In the coming weeks and months, this new blog will feature some of the fine clients we work with here at EpicMind Studio. You’ll find interviews, commentaries, and anecdotes from industry members. We are, after all, a large community, so why not share your success stories! From left to right:
Swarovski Ruby Crystal Pinecone; Coloured Maple Leaf Design w/Swarovski Elements Crystal; 99.999% Pure Gold with Irregular Shape
Over the past year, I’ve been privileged to partake in the ever-expanding marketing efforts of the Royal Canadian Mint. Recognized as one of the top mints, they lead the industry with innovations like holograms, Swarovski crystals, unique shapes, painted imagery, and extreme high relief. Even more impressive, the Mint holds the Guinness World Record for the world’s largest gold coin, a100-kilogram/220-pound, 99999 pure (yes, that’s five nines, 99.999% pure) gold bullion coin with a face value of $1 million. Beyond Canada’s own currency, the Mint also produces that of 50+ countries, providing a significant revenue source in addition to its circulation and collection-based coins.
For the last several years, the Mint featured beautifully painted renditions of their coins, with artists necessarily taking liberties with regard to highlights, shadows, and design elements visible in real life. With the price of some of these stunning coins in the six-figure range, high-profile collectors required an authentic view of their possible purchase. That’s where the need for high-definition photography came in. The Mint went on the lookout for a photography studio that is well versed in the capturing the allure of various precious metals and how to retain and display fine details in all their glory.
Euoplocephalus tutus coin:
A selective aging effect creates a powerful impression of fossilized bones in stone. In fact, this technique ensures no two coins are exactly alike.
While on location in Ottawa last spring, I was totally blown away with the beauty of the artwork -- these coins were not your typical circulation-based denominations. Each year, renowned artists design and hand craft incredible works of art that appear virtually three-dimensional. Heck, even Queen Elizabeth looks stunning on some coins!
We faced a challenge during the shoot: photographing a coin featuring a hologram. This isn't something I had ever come across in the world of jewelry photography, my bread and butter, and needed to do on-the-spot learning to overcome this anomaly. Softboxes don't work - they simply wash away the effect. Only a handheld strobe without any light modifier was able to retain the holographic effect through my lens. Back at the studio later, we composited the best images in post-production to produce a final product the Mint was proud of.

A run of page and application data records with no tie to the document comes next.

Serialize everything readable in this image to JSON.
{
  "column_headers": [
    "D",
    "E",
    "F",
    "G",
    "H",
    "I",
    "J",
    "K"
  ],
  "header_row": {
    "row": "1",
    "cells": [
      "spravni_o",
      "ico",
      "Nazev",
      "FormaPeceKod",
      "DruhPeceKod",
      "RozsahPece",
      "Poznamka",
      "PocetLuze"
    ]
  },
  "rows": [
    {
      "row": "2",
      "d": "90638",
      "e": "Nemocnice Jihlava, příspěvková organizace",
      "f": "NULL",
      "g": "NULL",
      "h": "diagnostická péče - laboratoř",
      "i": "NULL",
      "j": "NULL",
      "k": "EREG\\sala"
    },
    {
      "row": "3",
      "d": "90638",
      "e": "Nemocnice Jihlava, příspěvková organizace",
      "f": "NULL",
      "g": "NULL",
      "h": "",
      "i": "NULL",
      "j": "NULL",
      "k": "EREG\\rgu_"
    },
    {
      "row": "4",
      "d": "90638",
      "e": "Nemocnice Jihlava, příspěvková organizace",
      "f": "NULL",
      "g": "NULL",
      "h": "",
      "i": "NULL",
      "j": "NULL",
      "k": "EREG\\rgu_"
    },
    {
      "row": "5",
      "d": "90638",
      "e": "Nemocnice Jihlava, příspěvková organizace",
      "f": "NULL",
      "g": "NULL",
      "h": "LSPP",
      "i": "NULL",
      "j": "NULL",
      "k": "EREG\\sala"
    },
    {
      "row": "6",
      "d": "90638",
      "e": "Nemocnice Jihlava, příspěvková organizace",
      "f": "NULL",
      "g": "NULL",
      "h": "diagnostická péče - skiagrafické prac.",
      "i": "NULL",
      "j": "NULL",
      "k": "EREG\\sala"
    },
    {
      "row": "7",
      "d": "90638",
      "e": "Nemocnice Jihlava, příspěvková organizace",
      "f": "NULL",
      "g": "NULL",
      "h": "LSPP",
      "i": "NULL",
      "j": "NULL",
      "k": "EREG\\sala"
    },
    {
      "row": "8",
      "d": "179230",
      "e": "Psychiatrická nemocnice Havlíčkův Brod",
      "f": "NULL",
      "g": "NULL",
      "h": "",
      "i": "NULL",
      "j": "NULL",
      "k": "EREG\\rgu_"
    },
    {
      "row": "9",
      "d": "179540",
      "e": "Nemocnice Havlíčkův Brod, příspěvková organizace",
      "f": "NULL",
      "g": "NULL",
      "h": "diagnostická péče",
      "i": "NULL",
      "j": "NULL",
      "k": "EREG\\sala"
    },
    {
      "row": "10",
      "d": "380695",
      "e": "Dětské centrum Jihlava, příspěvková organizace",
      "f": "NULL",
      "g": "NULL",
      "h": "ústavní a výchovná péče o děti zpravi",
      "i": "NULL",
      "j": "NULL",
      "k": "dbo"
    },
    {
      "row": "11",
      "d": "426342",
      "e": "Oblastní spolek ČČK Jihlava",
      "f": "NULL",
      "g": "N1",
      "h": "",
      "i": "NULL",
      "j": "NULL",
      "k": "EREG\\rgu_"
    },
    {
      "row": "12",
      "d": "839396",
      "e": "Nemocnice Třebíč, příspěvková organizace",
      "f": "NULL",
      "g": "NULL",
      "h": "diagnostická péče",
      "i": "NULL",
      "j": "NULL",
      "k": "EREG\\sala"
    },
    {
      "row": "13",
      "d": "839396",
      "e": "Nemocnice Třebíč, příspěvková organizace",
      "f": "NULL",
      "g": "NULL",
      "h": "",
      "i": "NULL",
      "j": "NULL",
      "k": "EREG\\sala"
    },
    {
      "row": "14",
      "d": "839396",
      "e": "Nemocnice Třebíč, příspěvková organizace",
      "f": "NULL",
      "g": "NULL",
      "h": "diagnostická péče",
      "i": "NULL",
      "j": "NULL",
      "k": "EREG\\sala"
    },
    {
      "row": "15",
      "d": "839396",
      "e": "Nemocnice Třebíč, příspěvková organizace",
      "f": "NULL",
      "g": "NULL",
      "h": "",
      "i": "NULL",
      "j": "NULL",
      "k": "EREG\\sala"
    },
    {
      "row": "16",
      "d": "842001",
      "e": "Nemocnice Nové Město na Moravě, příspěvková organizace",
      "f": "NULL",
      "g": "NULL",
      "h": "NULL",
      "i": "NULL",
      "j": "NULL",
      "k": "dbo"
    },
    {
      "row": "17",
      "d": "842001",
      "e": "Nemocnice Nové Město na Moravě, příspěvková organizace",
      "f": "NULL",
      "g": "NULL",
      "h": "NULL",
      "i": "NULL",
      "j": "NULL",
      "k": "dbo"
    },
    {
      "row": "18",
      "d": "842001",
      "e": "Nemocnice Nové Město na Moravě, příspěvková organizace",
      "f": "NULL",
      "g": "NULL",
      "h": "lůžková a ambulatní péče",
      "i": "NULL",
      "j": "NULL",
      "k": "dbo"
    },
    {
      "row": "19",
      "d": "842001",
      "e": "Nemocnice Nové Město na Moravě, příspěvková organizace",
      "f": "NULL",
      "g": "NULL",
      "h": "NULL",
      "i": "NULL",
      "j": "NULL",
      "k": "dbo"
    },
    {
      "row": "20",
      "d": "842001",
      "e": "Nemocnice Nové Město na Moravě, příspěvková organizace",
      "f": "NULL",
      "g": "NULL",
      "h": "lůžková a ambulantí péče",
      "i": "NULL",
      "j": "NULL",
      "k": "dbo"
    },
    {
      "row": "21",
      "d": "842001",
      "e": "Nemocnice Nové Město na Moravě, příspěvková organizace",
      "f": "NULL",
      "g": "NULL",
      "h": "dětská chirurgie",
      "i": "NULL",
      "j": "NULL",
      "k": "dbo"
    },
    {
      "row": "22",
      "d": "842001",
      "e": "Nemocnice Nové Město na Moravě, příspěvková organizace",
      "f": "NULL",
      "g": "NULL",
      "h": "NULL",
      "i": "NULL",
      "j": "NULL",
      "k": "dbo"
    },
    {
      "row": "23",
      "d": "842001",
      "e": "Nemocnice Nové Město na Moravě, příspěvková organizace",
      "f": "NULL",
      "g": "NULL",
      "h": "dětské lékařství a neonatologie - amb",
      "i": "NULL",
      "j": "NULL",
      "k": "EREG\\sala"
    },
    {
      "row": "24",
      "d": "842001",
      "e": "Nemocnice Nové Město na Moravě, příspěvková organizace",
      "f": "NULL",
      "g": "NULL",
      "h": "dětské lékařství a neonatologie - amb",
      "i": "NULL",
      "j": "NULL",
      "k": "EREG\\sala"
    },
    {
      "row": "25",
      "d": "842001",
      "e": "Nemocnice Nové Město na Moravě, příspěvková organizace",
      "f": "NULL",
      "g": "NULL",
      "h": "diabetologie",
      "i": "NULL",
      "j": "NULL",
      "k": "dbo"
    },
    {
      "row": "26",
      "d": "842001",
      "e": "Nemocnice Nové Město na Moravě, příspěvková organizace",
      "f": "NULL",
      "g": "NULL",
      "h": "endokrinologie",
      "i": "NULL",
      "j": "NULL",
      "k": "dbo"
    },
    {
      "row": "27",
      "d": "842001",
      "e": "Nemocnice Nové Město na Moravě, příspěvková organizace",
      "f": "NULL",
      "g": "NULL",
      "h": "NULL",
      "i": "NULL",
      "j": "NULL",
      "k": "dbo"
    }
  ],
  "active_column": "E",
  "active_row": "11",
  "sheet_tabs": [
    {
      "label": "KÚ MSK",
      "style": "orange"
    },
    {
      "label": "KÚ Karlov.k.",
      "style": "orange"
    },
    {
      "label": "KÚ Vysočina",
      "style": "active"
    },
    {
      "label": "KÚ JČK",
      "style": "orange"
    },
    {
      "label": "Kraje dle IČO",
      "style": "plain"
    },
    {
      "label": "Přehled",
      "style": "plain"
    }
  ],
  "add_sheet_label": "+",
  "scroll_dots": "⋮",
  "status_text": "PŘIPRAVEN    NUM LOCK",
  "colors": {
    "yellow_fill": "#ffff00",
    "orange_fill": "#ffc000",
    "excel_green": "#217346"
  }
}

Since then, the Mint and EpicMind have collaborated on several collections and projects, including redefining the Masters Club magazine – a publication that targets the Mint’s most avid and loyal customers throughout North America.
We look forward to capturing the Mint’s latest innovations with photography and videography in the coming years.
I also want to mention that the next blog entry will be featuring a new column called "Beginner's Corner". It will talk about the various technical aspects of studio work, such as lighting options, basic camera usage and more. I will be also including some jewelry photography tips. So check back soon!